I hate Scott Joplin and his story, which, given that that's half the novel, is really a drawback. I think Due puts a lot of research and time into characterizing him and his world, but I just don't like him and don't care.
Phoenix, on the other hand, is a pretty awesome character, and I'm totally into her story, her world. This feels a lot like Due's Blood Colony (African immortals) series with the contrast between father Dawid and inspirational daughter Fana.
Except I literally put post-it tabs in the book so I could finish Phoenix's story without wasting any more time on Joplin.
The way these two characters meet, come together, and relate to each other is unique. This is a ghost story and a love story but most of all I think this is also a story about music. I have always believed that music is the great leveler among people and this book appealed to me because many of the characters reveled in the same eclectic yet classical tastes I have. This book covers a lot of ground musically from whom it talks about and reflects on even briefly, to how it rationalizes and/or educates us about the political, cultural, and societal ramifications of what we hear when we listen to music and what we don't know about the people who make the music.

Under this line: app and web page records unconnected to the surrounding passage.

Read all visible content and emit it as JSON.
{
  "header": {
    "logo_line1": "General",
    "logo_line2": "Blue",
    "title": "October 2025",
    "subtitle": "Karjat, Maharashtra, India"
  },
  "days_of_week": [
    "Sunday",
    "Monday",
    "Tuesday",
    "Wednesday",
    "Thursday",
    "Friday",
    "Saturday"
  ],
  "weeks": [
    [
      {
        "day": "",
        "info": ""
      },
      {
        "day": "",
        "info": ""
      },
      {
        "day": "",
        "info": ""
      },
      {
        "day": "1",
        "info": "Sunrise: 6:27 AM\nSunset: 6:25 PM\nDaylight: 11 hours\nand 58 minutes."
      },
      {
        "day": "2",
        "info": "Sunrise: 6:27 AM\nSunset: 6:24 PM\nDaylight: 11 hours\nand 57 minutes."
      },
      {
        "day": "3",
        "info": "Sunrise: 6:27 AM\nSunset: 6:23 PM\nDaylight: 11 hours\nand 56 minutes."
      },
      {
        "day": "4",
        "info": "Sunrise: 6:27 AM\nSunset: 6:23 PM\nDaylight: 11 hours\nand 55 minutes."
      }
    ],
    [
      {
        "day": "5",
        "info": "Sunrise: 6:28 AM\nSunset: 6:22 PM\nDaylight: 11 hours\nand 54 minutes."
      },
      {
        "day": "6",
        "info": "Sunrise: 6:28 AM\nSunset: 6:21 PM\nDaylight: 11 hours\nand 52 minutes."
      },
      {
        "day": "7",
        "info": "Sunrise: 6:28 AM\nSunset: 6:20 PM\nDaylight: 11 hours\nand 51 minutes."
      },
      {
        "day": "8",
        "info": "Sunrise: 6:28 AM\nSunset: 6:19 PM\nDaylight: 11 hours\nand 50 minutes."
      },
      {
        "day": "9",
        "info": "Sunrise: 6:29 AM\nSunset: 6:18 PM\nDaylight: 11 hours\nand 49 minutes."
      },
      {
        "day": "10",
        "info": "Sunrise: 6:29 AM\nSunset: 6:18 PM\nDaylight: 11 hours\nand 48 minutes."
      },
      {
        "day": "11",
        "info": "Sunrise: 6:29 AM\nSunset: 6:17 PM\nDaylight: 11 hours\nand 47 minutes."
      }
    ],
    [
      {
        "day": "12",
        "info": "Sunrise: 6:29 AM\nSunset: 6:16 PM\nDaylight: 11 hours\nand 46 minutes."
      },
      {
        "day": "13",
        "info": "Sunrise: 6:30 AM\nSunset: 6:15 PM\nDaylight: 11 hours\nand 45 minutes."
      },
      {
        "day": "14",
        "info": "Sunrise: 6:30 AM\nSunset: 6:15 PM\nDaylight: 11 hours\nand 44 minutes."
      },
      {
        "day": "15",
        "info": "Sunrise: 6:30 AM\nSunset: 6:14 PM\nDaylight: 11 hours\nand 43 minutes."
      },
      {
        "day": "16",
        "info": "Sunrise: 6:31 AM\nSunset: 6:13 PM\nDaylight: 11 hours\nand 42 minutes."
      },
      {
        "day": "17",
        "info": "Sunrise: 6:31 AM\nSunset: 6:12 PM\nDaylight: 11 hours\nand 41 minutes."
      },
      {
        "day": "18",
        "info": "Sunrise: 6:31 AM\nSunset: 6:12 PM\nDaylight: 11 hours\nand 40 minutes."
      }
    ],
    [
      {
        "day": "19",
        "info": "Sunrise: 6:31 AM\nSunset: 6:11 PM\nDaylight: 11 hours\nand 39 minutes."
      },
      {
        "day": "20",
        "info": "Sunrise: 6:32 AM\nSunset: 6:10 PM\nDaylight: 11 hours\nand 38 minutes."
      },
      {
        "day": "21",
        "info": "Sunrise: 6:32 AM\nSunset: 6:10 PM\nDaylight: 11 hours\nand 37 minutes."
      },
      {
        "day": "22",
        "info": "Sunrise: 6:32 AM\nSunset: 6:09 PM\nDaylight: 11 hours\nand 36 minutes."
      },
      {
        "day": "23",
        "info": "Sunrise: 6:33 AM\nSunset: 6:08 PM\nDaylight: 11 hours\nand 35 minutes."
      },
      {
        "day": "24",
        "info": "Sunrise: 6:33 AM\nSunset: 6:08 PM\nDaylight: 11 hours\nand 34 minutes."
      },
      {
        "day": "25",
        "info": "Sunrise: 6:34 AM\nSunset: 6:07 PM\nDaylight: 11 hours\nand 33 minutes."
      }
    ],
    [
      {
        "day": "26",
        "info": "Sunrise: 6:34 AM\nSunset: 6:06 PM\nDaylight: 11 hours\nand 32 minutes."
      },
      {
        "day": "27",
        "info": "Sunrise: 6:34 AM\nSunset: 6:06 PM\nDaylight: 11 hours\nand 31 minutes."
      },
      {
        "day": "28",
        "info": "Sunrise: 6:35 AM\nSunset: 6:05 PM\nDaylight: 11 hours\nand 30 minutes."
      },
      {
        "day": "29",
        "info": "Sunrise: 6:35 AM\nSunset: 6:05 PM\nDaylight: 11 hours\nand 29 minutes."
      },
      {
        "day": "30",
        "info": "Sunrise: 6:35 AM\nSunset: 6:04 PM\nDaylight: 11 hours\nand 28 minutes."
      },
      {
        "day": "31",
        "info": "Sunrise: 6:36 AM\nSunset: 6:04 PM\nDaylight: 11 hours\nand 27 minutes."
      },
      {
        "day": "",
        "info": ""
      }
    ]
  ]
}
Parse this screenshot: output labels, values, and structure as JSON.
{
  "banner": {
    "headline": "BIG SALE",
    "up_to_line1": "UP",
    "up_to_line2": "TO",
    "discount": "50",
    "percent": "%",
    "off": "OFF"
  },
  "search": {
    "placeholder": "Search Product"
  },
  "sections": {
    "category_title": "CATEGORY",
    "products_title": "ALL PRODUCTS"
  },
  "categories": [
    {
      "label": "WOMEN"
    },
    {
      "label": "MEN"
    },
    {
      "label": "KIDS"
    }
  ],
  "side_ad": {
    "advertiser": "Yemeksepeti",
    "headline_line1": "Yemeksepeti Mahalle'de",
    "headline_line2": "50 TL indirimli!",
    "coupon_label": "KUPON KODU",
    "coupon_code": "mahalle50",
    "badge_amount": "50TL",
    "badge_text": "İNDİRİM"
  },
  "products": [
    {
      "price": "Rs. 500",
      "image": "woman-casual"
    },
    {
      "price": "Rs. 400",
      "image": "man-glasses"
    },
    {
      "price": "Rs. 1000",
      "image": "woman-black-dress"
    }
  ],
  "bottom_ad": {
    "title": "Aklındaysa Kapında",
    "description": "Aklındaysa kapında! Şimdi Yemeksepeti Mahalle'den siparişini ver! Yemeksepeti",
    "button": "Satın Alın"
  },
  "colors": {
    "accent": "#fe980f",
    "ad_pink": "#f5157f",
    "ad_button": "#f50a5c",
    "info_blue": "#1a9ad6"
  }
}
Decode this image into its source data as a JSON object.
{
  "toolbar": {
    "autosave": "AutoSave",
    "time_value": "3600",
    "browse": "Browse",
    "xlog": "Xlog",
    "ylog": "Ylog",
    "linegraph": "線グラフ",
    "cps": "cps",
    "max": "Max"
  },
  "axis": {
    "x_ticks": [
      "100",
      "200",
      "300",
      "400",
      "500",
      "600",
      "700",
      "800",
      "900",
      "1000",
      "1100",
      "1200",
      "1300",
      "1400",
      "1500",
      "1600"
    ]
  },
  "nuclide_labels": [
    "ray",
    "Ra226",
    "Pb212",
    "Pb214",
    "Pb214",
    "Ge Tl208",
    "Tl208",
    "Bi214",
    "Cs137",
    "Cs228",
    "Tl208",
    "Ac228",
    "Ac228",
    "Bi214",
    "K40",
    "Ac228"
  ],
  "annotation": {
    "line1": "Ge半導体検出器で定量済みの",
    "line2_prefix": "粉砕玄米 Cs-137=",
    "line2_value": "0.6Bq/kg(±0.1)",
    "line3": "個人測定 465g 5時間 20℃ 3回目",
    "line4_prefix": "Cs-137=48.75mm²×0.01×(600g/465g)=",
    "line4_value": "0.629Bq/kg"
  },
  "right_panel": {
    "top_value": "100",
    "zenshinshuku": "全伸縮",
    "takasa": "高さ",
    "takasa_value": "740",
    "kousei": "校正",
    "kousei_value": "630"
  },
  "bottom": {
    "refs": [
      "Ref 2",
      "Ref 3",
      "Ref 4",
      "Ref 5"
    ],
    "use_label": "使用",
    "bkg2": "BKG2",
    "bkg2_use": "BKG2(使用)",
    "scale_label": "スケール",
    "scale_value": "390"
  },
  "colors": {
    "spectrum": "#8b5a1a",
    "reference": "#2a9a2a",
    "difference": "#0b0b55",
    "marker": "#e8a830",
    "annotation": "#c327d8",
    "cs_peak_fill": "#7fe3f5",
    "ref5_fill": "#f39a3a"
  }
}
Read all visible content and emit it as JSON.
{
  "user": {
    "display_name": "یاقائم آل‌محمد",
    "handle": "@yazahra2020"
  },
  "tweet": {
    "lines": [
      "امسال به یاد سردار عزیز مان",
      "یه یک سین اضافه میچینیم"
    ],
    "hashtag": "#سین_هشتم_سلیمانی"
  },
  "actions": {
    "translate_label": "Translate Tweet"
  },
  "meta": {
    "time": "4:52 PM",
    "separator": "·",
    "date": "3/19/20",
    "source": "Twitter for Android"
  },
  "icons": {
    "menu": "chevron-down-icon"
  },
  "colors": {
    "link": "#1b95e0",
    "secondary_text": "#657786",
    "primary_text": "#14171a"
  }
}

The protagonists of this book were stunning but all the secondary characters really blew me away too, particularly Marcus Smalls a.k.a. Sarge. If you're familiar with the term book boyfriend I'd like to coin one about Sarge and say he's an awesome book Dad. Smart, fierce, and loving as a character, Sarge is a force of nature. Great story, great book.
What connects the two stories is a piano, one that happens to be haunted--but, let's be clear, Due's ghost story is never scary or even all that creepy. It seems that Joplin's ghost has selected Phoenix and her music-writing talents for purposes that will (of course) be fully explained. But where these two stories intersect, things never quite gel. Part of the problem is that there is no ambiguity in this ghost story: unlike the best tales of the supernatural, virtually nothing is left to the reader's imagination. Due spells out virtually every biographical, psychological, or artistic connection that might exist between these two struggling, frustrated musicians who happen to live a century apart. Once you finish the book, there's not much to think about--although you'll probably be scampering, as I was, for information on Joplin and searching online for samples his music. The accuracy of Due's portrait is nothing short of astonishing, but the character of Joplin, no matter how convincingly rendered, doesn't step far outside his biography and really enter Due's novel. The historical fiction of the book succeeds, then, more in an educational way than in a literary one.
The other tale, of Phoenix's climb in the music business is what provides the thrills and terror in this ghost story. Phoenix has far more to fear from the real world than from any old ghost. The scenes set in the present depict more fully realized characters: a father who channels the energy of his own ambitions into his daughter's musical career, a music journalist (and echo from Phoenix's past) who becomes her lover, a best friend who is closer to her than a sister. Phoenix has sold her soul and compromised her talents to succeed, and the resulting payoff is ruthless. The trajectory and tragedies of Phoenix's fast-moving career are powerful enough for a novel of their own, but whenever Joplin's ghost starts acting up the connections between the two stories begin to feel forced. (In one of the novel's few ill-advised subplots, a small army of psychic researchers invades Phoenix's room; here we have pretty much entered Shirley MacLaine territory.) In effect, what we have is a fascinating biographical novel joined to gripping modern urban fiction--each of these stories is believable and compelling, but something is lost in the century between them.